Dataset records
*** Block opens ***

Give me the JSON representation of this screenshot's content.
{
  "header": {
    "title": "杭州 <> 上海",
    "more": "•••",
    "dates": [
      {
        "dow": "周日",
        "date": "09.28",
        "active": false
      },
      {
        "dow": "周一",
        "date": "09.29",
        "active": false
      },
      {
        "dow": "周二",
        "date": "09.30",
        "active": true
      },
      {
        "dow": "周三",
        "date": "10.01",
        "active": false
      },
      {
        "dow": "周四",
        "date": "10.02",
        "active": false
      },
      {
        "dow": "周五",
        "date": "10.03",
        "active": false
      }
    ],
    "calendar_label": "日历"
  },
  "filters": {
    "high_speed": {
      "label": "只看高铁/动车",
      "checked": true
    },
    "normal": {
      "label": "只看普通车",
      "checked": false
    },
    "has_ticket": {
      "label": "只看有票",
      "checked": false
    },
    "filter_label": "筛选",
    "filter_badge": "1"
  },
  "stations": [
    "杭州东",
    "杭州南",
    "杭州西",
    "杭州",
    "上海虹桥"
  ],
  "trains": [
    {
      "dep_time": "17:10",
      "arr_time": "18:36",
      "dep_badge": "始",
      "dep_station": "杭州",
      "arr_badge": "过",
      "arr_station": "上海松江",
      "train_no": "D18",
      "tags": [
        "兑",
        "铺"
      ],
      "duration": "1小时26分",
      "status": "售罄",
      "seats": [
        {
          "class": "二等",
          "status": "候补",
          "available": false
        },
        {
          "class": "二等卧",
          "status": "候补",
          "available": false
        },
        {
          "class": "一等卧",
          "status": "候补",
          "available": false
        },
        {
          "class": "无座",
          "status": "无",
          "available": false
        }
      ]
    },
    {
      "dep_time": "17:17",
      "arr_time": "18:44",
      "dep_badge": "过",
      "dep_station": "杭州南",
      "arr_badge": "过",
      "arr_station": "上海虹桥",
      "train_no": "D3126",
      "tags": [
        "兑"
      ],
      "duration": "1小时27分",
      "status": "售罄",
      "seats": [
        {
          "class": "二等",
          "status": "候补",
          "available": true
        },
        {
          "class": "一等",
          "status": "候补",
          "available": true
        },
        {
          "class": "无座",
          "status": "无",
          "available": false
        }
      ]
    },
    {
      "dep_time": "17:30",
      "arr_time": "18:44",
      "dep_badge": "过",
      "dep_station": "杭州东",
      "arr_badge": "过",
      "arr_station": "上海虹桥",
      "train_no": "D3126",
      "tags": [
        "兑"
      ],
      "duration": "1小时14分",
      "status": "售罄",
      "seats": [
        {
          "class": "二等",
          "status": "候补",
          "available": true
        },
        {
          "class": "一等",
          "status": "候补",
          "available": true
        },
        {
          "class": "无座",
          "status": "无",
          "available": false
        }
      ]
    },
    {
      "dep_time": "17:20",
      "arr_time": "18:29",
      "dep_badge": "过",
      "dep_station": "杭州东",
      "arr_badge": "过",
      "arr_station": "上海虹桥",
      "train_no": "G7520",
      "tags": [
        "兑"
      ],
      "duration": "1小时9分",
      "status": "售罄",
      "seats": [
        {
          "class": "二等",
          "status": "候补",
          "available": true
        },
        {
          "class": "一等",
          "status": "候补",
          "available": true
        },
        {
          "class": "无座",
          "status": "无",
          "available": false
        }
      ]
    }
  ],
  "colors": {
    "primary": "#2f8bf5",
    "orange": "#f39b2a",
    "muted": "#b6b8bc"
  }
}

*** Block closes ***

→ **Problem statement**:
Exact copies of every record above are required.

→ **Solution**:
Give me the JSON representation of this screenshot's content.
{
  "header": {
    "title": "杭州 <> 上海",
    "more": "•••",
    "dates": [
      {
        "dow": "周日",
        "date": "09.28",
        "active": false
      },
      {
        "dow": "周一",
        "date": "09.29",
        "active": false
      },
      {
        "dow": "周二",
        "date": "09.30",
        "active": true
      },
      {
        "dow": "周三",
        "date": "10.01",
        "active": false
      },
      {
        "dow": "周四",
        "date": "10.02",
        "active": false
      },
      {
        "dow": "周五",
        "date": "10.03",
        "active": false
      }
    ],
    "calendar_label": "日历"
  },
  "filters": {
    "high_speed": {
      "label": "只看高铁/动车",
      "checked": true
    },
    "normal": {
      "label": "只看普通车",
      "checked": false
    },
    "has_ticket": {
      "label": "只看有票",
      "checked": false
    },
    "filter_label": "筛选",
    "filter_badge": "1"
  },
  "stations": [
    "杭州东",
    "杭州南",
    "杭州西",
    "杭州",
    "上海虹桥"
  ],
  "trains": [
    {
      "dep_time": "17:10",
      "arr_time": "18:36",
      "dep_badge": "始",
      "dep_station": "杭州",
      "arr_badge": "过",
      "arr_station": "上海松江",
      "train_no": "D18",
      "tags": [
        "兑",
        "铺"
      ],
      "duration": "1小时26分",
      "status": "售罄",
      "seats": [
        {
          "class": "二等",
          "status": "候补",
          "available": false
        },
        {
          "class": "二等卧",
          "status": "候补",
          "available": false
        },
        {
          "class": "一等卧",
          "status": "候补",
          "available": false
        },
        {
          "class": "无座",
          "status": "无",
          "available": false
        }
      ]
    },
    {
      "dep_time": "17:17",
      "arr_time": "18:44",
      "dep_badge": "过",
      "dep_station": "杭州南",
      "arr_badge": "过",
      "arr_station": "上海虹桥",
      "train_no": "D3126",
      "tags": [
        "兑"
      ],
      "duration": "1小时27分",
      "status": "售罄",
      "seats": [
        {
          "class": "二等",
          "status": "候补",
          "available": true
        },
        {
          "class": "一等",
          "status": "候补",
          "available": true
        },
        {
          "class": "无座",
          "status": "无",
          "available": false
        }
      ]
    },
    {
      "dep_time": "17:30",
      "arr_time": "18:44",
      "dep_badge": "过",
      "dep_station": "杭州东",
      "arr_badge": "过",
      "arr_station": "上海虹桥",
      "train_no": "D3126",
      "tags": [
        "兑"
      ],
      "duration": "1小时14分",
      "status": "售罄",
      "seats": [
        {
          "class": "二等",
          "status": "候补",
          "available": true
        },
        {
          "class": "一等",
          "status": "候补",
          "available": true
        },
        {
          "class": "无座",
          "status": "无",
          "available": false
        }
      ]
    },
    {
      "dep_time": "17:20",
      "arr_time": "18:29",
      "dep_badge": "过",
      "dep_station": "杭州东",
      "arr_badge": "过",
      "arr_station": "上海虹桥",
      "train_no": "G7520",
      "tags": [
        "兑"
      ],
      "duration": "1小时9分",
      "status": "售罄",
      "seats": [
        {
          "class": "二等",
          "status": "候补",
          "available": true
        },
        {
          "class": "一等",
          "status": "候补",
          "available": true
        },
        {
          "class": "无座",
          "status": "无",
          "available": false
        }
      ]
    }
  ],
  "colors": {
    "primary": "#2f8bf5",
    "orange": "#f39b2a",
    "muted": "#b6b8bc"
  }
}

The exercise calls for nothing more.